What needs to be done: What lines in the following entries hold the word "program"? Copy each one.

Data to process:
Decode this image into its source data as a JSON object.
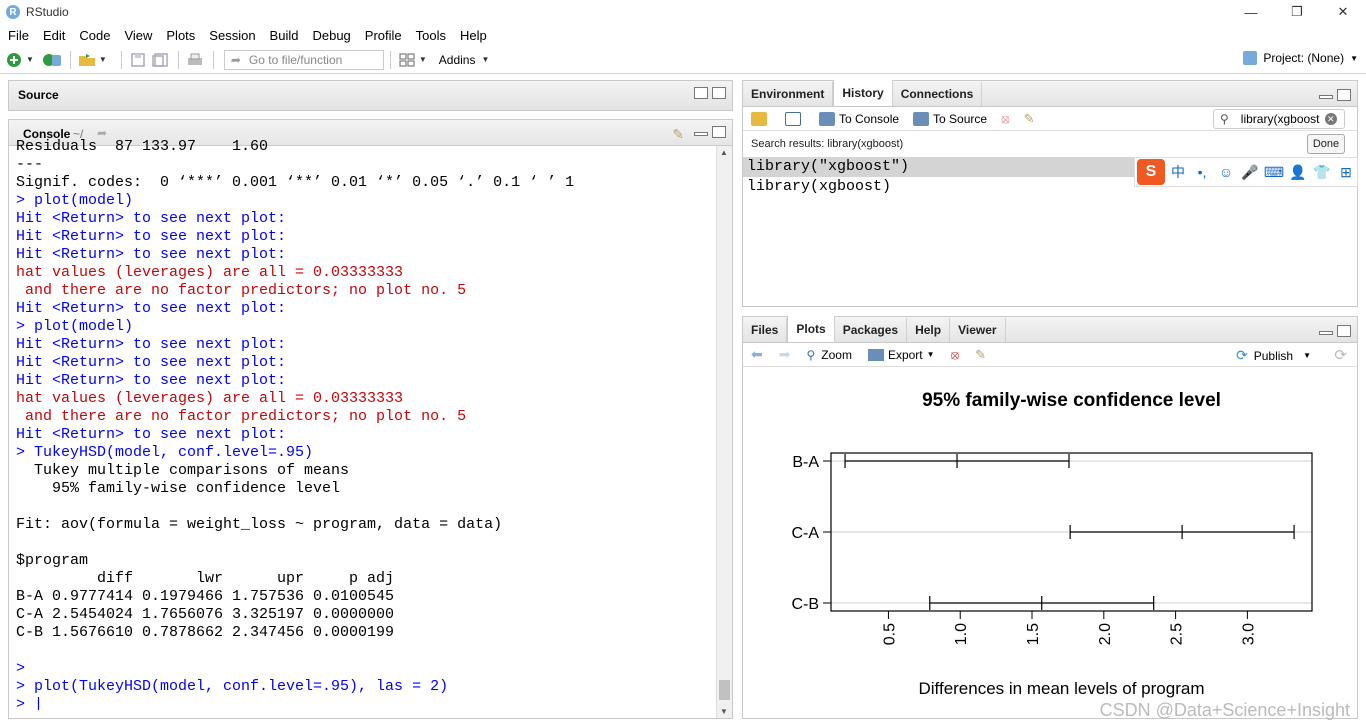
{
  "window": {
    "title": "RStudio",
    "logo": "R"
  },
  "menu": [
    "File",
    "Edit",
    "Code",
    "View",
    "Plots",
    "Session",
    "Build",
    "Debug",
    "Profile",
    "Tools",
    "Help"
  ],
  "toolbar": {
    "goto_placeholder": "Go to file/function",
    "addins": "Addins",
    "project": "Project: (None)"
  },
  "source": {
    "label": "Source"
  },
  "console": {
    "label": "Console",
    "path": "~/",
    "lines": [
      {
        "t": "Residuals  87 133.97    1.60",
        "c": "out"
      },
      {
        "t": "---",
        "c": "out"
      },
      {
        "t": "Signif. codes:  0 ‘***’ 0.001 ‘**’ 0.01 ‘*’ 0.05 ‘.’ 0.1 ‘ ’ 1",
        "c": "out"
      },
      {
        "t": "> plot(model)",
        "c": "in"
      },
      {
        "t": "Hit <Return> to see next plot:",
        "c": "in"
      },
      {
        "t": "Hit <Return> to see next plot:",
        "c": "in"
      },
      {
        "t": "Hit <Return> to see next plot:",
        "c": "in"
      },
      {
        "t": "hat values (leverages) are all = 0.03333333",
        "c": "err"
      },
      {
        "t": " and there are no factor predictors; no plot no. 5",
        "c": "err"
      },
      {
        "t": "Hit <Return> to see next plot:",
        "c": "in"
      },
      {
        "t": "> plot(model)",
        "c": "in"
      },
      {
        "t": "Hit <Return> to see next plot:",
        "c": "in"
      },
      {
        "t": "Hit <Return> to see next plot:",
        "c": "in"
      },
      {
        "t": "Hit <Return> to see next plot:",
        "c": "in"
      },
      {
        "t": "hat values (leverages) are all = 0.03333333",
        "c": "err"
      },
      {
        "t": " and there are no factor predictors; no plot no. 5",
        "c": "err"
      },
      {
        "t": "Hit <Return> to see next plot:",
        "c": "in"
      },
      {
        "t": "> TukeyHSD(model, conf.level=.95)",
        "c": "in"
      },
      {
        "t": "  Tukey multiple comparisons of means",
        "c": "out"
      },
      {
        "t": "    95% family-wise confidence level",
        "c": "out"
      },
      {
        "t": "",
        "c": "out"
      },
      {
        "t": "Fit: aov(formula = weight_loss ~ program, data = data)",
        "c": "out"
      },
      {
        "t": "",
        "c": "out"
      },
      {
        "t": "$program",
        "c": "out"
      },
      {
        "t": "         diff       lwr      upr     p adj",
        "c": "out"
      },
      {
        "t": "B-A 0.9777414 0.1979466 1.757536 0.0100545",
        "c": "out"
      },
      {
        "t": "C-A 2.5454024 1.7656076 3.325197 0.0000000",
        "c": "out"
      },
      {
        "t": "C-B 1.5676610 0.7878662 2.347456 0.0000199",
        "c": "out"
      },
      {
        "t": "",
        "c": "out"
      },
      {
        "t": ">",
        "c": "in"
      },
      {
        "t": "> plot(TukeyHSD(model, conf.level=.95), las = 2)",
        "c": "in"
      },
      {
        "t": "> |",
        "c": "in"
      }
    ]
  },
  "env": {
    "tabs": [
      "Environment",
      "History",
      "Connections"
    ],
    "active_tab": "History",
    "to_console": "To Console",
    "to_source": "To Source",
    "search_value": "library(xgboost",
    "search_results": "Search results: library(xgboost)",
    "done": "Done",
    "history": [
      "library(\"xgboost\")",
      "library(xgboost)"
    ]
  },
  "ime": {
    "logo": "S",
    "items": [
      "中",
      "•,",
      "☺",
      "🎤",
      "⌨",
      "👤",
      "👕",
      "⊞"
    ]
  },
  "plots": {
    "tabs": [
      "Files",
      "Plots",
      "Packages",
      "Help",
      "Viewer"
    ],
    "active_tab": "Plots",
    "zoom": "Zoom",
    "export": "Export",
    "publish": "Publish"
  },
  "chart_data": {
    "type": "errorbar",
    "title": "95% family-wise confidence level",
    "xlabel": "Differences in mean levels of program",
    "ylabel": "",
    "categories": [
      "B-A",
      "C-A",
      "C-B"
    ],
    "diff": [
      0.9777414,
      2.5454024,
      1.567661
    ],
    "lwr": [
      0.1979466,
      1.7656076,
      0.7878662
    ],
    "upr": [
      1.757536,
      3.325197,
      2.347456
    ],
    "xticks": [
      "0.5",
      "1.0",
      "1.5",
      "2.0",
      "2.5",
      "3.0"
    ],
    "xlim": [
      0.1,
      3.45
    ],
    "grid": "horizontal"
  },
  "watermark": "CSDN @Data+Science+Insight"
}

Exercise response:
        "t": "Fit: aov(formula = weight_loss ~ program, data = data)",
        "t": "$program",
    "xlabel": "Differences in mean levels of program",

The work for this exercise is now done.